Article published on the 2008-10-06 Latest update 2009-08-04 14:08 TU

Judge Philippe Courroye(Photo: AFP)

Judge Philippe Courroye
(Photo: AFP)

Forty-two people, including the son of late French President François Mitterand, go on trial in Paris accused of selling arms to Angola. Dozens of businessmen and politicians are implicated. The accused are said to have trafficked some 590-million-euros-worth or arms to Angola between 1993 and 1998, at the height of a bloody civil war in the country.

The French press have dubbed the affair "Angolagate".  The scandal involved many highly placed French politicians, a number of whom were senior officials during François Mitterrand's presidency from 1981 to 1995.

French businessman Pierre Falcone, who worked for weapons firm Brenco International, and the Russian-Israeli billionaire Arcady Gaydamak, are accused of acting as middlemen for illegal arms deliveries from eastern Europe. They face ten years in prison.
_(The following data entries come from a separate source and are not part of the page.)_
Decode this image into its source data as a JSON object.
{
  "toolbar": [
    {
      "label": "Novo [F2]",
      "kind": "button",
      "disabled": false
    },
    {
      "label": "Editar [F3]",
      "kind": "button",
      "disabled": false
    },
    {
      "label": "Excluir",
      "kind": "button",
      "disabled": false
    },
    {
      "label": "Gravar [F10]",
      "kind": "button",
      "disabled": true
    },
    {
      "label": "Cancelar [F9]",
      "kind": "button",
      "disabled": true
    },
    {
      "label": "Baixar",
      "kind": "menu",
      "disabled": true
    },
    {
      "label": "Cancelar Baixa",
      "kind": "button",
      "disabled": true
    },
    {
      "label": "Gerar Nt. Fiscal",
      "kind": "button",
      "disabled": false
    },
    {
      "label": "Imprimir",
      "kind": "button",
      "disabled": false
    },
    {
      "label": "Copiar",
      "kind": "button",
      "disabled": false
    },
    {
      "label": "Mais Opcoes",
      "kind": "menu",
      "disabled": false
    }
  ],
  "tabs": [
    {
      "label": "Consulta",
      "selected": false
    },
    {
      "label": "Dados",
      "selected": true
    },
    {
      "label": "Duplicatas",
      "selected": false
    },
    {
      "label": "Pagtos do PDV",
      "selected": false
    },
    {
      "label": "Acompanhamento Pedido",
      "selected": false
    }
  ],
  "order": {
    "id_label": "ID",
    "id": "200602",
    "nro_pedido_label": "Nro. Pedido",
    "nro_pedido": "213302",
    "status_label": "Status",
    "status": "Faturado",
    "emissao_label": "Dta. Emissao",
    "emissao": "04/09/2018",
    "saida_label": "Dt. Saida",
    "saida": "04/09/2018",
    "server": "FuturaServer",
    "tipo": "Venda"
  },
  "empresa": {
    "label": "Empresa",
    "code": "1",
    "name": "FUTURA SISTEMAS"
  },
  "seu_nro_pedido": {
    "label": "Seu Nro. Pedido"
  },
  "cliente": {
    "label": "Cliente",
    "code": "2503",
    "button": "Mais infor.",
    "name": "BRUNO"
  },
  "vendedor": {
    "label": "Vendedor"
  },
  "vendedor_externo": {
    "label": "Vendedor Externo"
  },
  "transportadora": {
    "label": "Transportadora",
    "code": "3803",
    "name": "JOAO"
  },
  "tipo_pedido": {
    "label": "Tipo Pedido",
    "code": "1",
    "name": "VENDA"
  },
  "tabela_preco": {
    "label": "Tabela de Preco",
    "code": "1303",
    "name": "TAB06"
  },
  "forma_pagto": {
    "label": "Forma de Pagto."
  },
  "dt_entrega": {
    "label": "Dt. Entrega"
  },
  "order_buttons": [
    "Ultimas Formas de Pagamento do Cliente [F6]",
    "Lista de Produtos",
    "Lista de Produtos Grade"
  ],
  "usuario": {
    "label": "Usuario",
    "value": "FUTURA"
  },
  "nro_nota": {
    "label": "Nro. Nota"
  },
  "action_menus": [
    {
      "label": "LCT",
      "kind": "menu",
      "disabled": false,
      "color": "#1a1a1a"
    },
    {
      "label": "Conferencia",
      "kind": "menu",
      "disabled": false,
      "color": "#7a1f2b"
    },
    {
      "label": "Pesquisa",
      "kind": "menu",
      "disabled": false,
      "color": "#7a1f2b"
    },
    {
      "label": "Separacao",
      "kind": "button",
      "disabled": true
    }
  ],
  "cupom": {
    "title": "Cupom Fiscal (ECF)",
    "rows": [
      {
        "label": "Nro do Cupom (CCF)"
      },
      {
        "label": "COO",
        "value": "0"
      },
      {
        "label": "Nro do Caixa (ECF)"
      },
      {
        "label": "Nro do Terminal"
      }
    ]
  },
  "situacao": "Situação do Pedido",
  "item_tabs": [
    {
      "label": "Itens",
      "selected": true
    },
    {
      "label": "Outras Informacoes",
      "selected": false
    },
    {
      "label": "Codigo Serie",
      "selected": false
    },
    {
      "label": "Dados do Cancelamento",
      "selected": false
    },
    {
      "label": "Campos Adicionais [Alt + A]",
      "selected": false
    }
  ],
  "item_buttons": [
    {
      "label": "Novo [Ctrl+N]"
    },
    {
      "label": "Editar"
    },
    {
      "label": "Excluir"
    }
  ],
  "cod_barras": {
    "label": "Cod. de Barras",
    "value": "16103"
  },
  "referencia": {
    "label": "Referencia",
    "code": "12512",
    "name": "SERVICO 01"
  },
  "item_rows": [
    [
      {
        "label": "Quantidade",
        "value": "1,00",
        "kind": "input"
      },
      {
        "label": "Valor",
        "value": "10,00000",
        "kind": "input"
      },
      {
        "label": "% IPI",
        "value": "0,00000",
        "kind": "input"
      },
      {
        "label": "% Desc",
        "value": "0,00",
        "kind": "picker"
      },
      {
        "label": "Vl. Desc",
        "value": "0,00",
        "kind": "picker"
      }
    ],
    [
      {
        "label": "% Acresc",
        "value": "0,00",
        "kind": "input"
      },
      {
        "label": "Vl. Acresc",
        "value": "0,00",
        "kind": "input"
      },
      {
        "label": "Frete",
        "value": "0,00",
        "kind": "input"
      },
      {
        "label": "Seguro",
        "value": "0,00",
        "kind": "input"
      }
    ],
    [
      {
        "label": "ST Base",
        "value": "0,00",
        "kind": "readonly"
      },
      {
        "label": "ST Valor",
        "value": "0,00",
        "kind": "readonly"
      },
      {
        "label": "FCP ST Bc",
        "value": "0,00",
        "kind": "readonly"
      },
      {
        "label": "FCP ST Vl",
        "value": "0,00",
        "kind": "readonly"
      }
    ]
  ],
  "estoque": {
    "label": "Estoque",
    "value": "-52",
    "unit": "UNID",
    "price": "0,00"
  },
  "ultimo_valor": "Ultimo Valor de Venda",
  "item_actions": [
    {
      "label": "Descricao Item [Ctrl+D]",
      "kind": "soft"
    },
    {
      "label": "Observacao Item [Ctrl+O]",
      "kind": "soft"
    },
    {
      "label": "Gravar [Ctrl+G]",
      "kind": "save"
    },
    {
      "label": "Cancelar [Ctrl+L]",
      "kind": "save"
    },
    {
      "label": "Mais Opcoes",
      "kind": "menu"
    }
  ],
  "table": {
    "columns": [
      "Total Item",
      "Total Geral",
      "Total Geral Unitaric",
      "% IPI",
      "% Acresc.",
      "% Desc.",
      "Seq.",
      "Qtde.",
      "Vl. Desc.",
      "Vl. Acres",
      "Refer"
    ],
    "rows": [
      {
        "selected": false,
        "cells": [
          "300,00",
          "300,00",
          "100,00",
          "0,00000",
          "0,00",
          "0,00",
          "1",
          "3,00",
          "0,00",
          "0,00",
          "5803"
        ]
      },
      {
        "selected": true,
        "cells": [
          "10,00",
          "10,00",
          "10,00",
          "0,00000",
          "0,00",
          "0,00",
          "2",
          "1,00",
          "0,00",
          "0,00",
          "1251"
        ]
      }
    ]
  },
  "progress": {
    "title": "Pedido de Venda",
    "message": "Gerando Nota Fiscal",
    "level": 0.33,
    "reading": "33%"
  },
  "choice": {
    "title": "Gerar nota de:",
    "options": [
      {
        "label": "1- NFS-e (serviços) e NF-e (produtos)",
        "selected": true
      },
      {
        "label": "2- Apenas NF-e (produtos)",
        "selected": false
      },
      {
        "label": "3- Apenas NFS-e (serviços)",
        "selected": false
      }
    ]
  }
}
Jean-Christophe Mitterrand, son of late President François Mitterrand, is accused of complicity in illegal trade and embezzlement, and of taking bribes of almost two million dollars (1.5 billion euros). He risks a five-year jail sentence.

Mitterrand was an adviser on African affairs at the Elysée presidential palace from 1986 to 1992 and is said to have been the point of contact between the Angolan regime and Pierre Falcone.


French former Interior Minister Charles Pasqua, 81, and his right-hand man Jean-Charles Marchiani, 65, also risk ten years for influence-peddling in favour of the Angolan authorities. Pasqua was interior minister from 1986 to 1988 and from 1993 to 1995.


Novelist Paul-Loup Sulitzer and Mitterrand's one-time advisor Jacques Attali also stand accused of selling their political and media contacts to Angolan officials, and risk five years in jail.


During the bloody civil war which killed half a million people, the Angolan government of Eduardo Dos Santos sought to buy arms from France to fight Unita rebel forces. When the French state refused, Dos Santos turned to Falcone and Gaydamak.


Over the next five years, 420 tanks, 150,000 shells, 170,000

landmines, 12 helicopters and six warships were trafficked into



Prosecutors also allege that 30 officials including Dos Santos received tens of millions of dollars in kickbacks.